In Oregon, the fact is that “Safeguards” are disregarded and no one has been disciplined.
3.Have you consulted the philosophical disciplines of theology, anthropology and psychology?
Theology teaches that God has numbered our days and will ultimately and sovereignly control matters of life and death within the confines of natural law. All humans will one day die. It teaches that treatment may be ethically refused, that hospice care may be sought after and administered compassionately, but that purposefully ending a life is wrong. Deuteronomy 30:19 “Choose Life”
Anthropology teaches that doctors should be narrow in their focus toward diagnosing, treating, and healing disease. Being careful to seek only the well-being of their patients and restricting their medical interference with human life to be bound by an oath to ” do no harm.”
The American Medical Association opposes Physician Assisted Suicide and says it is “fundamentally incompatible with the physician’s role as healer, would be difficult or impossible to control, and would pose serious societal risks.”
Quote from “AMA Principals of Medical Ethics” chapter 5.7-physician assisted suicide page 60. Copyright 2016
The Nazi holocaust began in 1939 with the killing of 6,000 disabled children and 70,000 patients in geriatric and psychiatric institutions. Leo Alexander, a psychiatrist who gave evidence at Nuremberg in 1949 said that ‘its beginnings at first were merely a subtle shift in emphasis in the basic attitude of the physicians. It started with the attitude, basic in the euthanasia movement that there is such a thing as a life not worthy to be lived. This attitude in its early stages concerned itself merely with the severely and chronically sick. Gradually the sphere of those to be included in this category was enlarged to encompass the socially unproductive, the ideologically unwanted, the racially unwanted and finally all non-Germans.’
Psychology teaches that depression is real. It has been studied how the weight of a thought-to-be hopeless future can carry the mind to a dark and despairing place.

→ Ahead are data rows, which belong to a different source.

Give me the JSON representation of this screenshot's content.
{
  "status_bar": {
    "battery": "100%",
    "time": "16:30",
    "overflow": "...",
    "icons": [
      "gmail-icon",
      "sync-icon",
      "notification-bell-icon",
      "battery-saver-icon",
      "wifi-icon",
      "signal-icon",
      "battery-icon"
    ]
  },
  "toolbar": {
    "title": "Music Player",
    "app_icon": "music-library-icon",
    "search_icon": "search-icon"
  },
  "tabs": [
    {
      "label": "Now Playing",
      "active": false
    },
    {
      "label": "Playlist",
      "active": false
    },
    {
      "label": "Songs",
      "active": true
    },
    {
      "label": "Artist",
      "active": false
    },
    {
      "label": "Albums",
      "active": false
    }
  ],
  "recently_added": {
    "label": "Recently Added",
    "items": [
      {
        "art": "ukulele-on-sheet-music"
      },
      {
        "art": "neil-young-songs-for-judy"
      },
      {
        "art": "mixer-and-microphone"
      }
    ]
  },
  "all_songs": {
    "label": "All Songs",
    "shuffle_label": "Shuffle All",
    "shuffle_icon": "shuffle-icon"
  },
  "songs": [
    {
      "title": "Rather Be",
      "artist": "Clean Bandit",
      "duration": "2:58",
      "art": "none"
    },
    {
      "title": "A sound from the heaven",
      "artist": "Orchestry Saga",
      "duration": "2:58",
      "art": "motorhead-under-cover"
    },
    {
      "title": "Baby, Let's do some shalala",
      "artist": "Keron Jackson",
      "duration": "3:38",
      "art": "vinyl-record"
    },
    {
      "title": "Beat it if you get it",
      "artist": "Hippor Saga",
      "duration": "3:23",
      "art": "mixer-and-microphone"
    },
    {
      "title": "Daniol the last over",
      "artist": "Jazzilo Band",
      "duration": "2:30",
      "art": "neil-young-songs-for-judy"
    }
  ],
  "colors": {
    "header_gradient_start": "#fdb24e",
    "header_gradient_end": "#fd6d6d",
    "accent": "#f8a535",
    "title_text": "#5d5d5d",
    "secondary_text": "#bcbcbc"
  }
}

It has proven that mental anguish and emotional pain can be just as excruciating as physical suffering. While under these kinds of pressures a criminal confession is considered inadmissible. When under mental duress a legal power of attorney and a will can be judicially invalidated. It is well known that important life decisions should not be considered while under strenuous mental circumstances. Yet this law would ask a patient to make life and death decisions concerning these matters during exactly those moments.
Let truth inform your decision. Look at the big picture. Don’t follow shallow and manipulative attempts to cloud clear thinking with senseless emotional pleas. No one that breaks with all three philosophical disciplines ends up heading the right direction. There might seem to be an emotional pay off for “providing options” to people facing the end of their life. Some have even chosen to use the word compassion to describe giving those options. However, real compassion helps people to be strong, comfortable and noble during their most vulnerable times. Real compassion does not snuff out human life and create a culture of death. Let life end in dignity thru hospice care and do not force families and doctors to introduce a cold, awkward conversation about optional suicide to people with terminal diagnosis.
Thoughtfully informed, Dominick Cuozzo Board of Directors at the Center for Garden State Families
Editor’s Note: Currently 2018-2019 in the NJ General Assembly the “Aid in Dying for the Terminally Ill Act”; permits qualified terminally ill patient to self-administer medication to end life in a humane and dignified manner is A1504 Assemblyman John Burzichelli and S1072 Senator Nicolas Scutari.